What the exercise asks:
Return every entry below without altering a word.

╭──

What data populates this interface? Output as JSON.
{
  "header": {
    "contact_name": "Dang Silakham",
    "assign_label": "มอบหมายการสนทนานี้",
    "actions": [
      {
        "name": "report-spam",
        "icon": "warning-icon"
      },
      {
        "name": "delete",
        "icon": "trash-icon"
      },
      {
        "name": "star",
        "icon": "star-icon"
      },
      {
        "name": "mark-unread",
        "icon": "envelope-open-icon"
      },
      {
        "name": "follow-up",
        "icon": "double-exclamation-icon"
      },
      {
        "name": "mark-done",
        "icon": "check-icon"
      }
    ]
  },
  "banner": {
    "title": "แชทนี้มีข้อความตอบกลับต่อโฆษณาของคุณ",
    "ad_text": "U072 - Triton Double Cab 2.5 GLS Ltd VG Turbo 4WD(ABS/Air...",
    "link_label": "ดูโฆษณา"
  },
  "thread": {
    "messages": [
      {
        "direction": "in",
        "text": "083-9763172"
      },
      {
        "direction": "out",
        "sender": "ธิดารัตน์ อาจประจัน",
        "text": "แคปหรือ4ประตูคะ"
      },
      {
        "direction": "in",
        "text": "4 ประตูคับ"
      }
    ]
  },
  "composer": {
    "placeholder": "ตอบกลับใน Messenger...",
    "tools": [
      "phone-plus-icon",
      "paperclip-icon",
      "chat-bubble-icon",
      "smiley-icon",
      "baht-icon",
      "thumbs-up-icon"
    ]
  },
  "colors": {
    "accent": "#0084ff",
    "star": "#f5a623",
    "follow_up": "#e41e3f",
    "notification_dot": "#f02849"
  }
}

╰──

Result:
What data populates this interface? Output as JSON.
{
  "header": {
    "contact_name": "Dang Silakham",
    "assign_label": "มอบหมายการสนทนานี้",
    "actions": [
      {
        "name": "report-spam",
        "icon": "warning-icon"
      },
      {
        "name": "delete",
        "icon": "trash-icon"
      },
      {
        "name": "star",
        "icon": "star-icon"
      },
      {
        "name": "mark-unread",
        "icon": "envelope-open-icon"
      },
      {
        "name": "follow-up",
        "icon": "double-exclamation-icon"
      },
      {
        "name": "mark-done",
        "icon": "check-icon"
      }
    ]
  },
  "banner": {
    "title": "แชทนี้มีข้อความตอบกลับต่อโฆษณาของคุณ",
    "ad_text": "U072 - Triton Double Cab 2.5 GLS Ltd VG Turbo 4WD(ABS/Air...",
    "link_label": "ดูโฆษณา"
  },
  "thread": {
    "messages": [
      {
        "direction": "in",
        "text": "083-9763172"
      },
      {
        "direction": "out",
        "sender": "ธิดารัตน์ อาจประจัน",
        "text": "แคปหรือ4ประตูคะ"
      },
      {
        "direction": "in",
        "text": "4 ประตูคับ"
      }
    ]
  },
  "composer": {
    "placeholder": "ตอบกลับใน Messenger...",
    "tools": [
      "phone-plus-icon",
      "paperclip-icon",
      "chat-bubble-icon",
      "smiley-icon",
      "baht-icon",
      "thumbs-up-icon"
    ]
  },
  "colors": {
    "accent": "#0084ff",
    "star": "#f5a623",
    "follow_up": "#e41e3f",
    "notification_dot": "#f02849"
  }
}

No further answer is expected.